Posted on October 23, 2014

LAPD Fires Detective over Comments with ‘Racial Tone’

Richard Winton, Los Angeles Times, October 22, 2014

Los Angeles Police Chief Charlie Beck fired a veteran police detective Wednesday after a disciplinary panel found he made racially charged comments about a black civil rights attorney and a 1997 shooting in which the detective killed a black officer.

The decision to fire Det. Frank Lyga was seen as a major test for Beck, who has been accused of being inconsistent in handling officer discipline and previously came under fire for his decision not to terminate a well-connected officer caught on tape uttering a racial slur.
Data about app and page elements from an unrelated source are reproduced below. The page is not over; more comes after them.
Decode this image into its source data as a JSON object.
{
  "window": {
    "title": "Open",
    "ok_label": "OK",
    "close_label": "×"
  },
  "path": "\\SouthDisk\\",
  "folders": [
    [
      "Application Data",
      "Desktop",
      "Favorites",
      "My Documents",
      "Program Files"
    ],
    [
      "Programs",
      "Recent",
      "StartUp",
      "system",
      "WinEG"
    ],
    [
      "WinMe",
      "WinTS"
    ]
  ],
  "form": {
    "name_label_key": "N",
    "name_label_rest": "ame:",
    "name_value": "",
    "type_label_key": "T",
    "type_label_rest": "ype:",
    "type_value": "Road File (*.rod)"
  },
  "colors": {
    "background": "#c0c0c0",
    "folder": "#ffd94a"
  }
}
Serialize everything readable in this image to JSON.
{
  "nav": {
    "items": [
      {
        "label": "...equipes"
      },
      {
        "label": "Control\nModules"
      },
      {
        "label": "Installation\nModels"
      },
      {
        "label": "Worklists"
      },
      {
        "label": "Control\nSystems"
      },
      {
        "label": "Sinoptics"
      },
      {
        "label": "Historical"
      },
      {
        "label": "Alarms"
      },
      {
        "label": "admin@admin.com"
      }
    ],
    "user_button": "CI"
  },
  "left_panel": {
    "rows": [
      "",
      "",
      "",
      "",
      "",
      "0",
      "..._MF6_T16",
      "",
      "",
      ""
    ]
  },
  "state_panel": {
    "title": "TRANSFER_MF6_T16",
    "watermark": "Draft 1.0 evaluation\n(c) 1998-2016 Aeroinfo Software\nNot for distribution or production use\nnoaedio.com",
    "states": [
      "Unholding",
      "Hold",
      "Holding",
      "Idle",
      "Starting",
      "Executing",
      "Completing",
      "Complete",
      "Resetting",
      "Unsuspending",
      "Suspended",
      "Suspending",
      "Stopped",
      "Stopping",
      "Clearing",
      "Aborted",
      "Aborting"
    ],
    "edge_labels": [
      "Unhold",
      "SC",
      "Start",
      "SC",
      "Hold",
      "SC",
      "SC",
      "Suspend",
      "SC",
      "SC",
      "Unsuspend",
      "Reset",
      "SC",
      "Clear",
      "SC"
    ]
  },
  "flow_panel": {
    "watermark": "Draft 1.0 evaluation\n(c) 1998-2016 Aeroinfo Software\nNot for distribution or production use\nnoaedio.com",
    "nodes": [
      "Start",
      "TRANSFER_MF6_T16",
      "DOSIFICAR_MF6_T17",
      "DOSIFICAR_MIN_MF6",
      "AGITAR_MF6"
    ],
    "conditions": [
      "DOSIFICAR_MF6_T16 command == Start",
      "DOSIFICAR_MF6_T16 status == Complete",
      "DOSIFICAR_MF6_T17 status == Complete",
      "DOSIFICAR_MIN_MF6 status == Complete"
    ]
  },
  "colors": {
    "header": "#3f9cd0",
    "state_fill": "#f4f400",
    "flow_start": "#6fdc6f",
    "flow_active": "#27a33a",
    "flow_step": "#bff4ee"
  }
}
A three-person department board of rights panel recommended that the 28-year veteran be fired for his controversial remarks made last November at a training session. The panel said his comments “caused irreparable damage to the department’s image and gave fodder to our detractors who believe that the LAPD harbors racist officers.”


In his comments, Lyga called prominent black civil rights attorney Carl Douglas an “ewok”–a short, furry creature from “Star Wars” movies–said a female LAPD captain had been “swapped around a bunch of times” and described a lieutenant as a “moron.”

He also discussed shooting fellow officer Kevin Gaines, an incident that sparked racial tensions within the LAPD because Lyga is white and the slain officer was black. Lyga was working an undercover narcotics operation when he became involved in a traffic dispute with Gaines, according to police accounts. Neither man apparently knew the other was a police officer.

At the end of the lecture, Lyga recalled a confrontation with Douglas, the attorney representing Gaines’ family, who asked if Lyga had any regrets about the shooting.

“I said, ‘No, I regret he was alone in the truck at the time,'” Lyga said. “I could have killed a whole truckload of them and I would have been happy doing it.”

Lyga admitted some of his remarks were inappropriate, and he apologized. His attorney said Lyga explained that he should have said he would have shot anybody who was trying to kill him. The detective denied his remarks were racist.

But the panel disagreed, finding that many of his comments had a “racial tone.”

“You stated in your testimony that you have been fighting the negative image of being a racist cop killer, but then you, intentionally or not, confirmed this image during this speech,” the panel concluded, according to a copy of the transcript from last week’s board of rights meeting.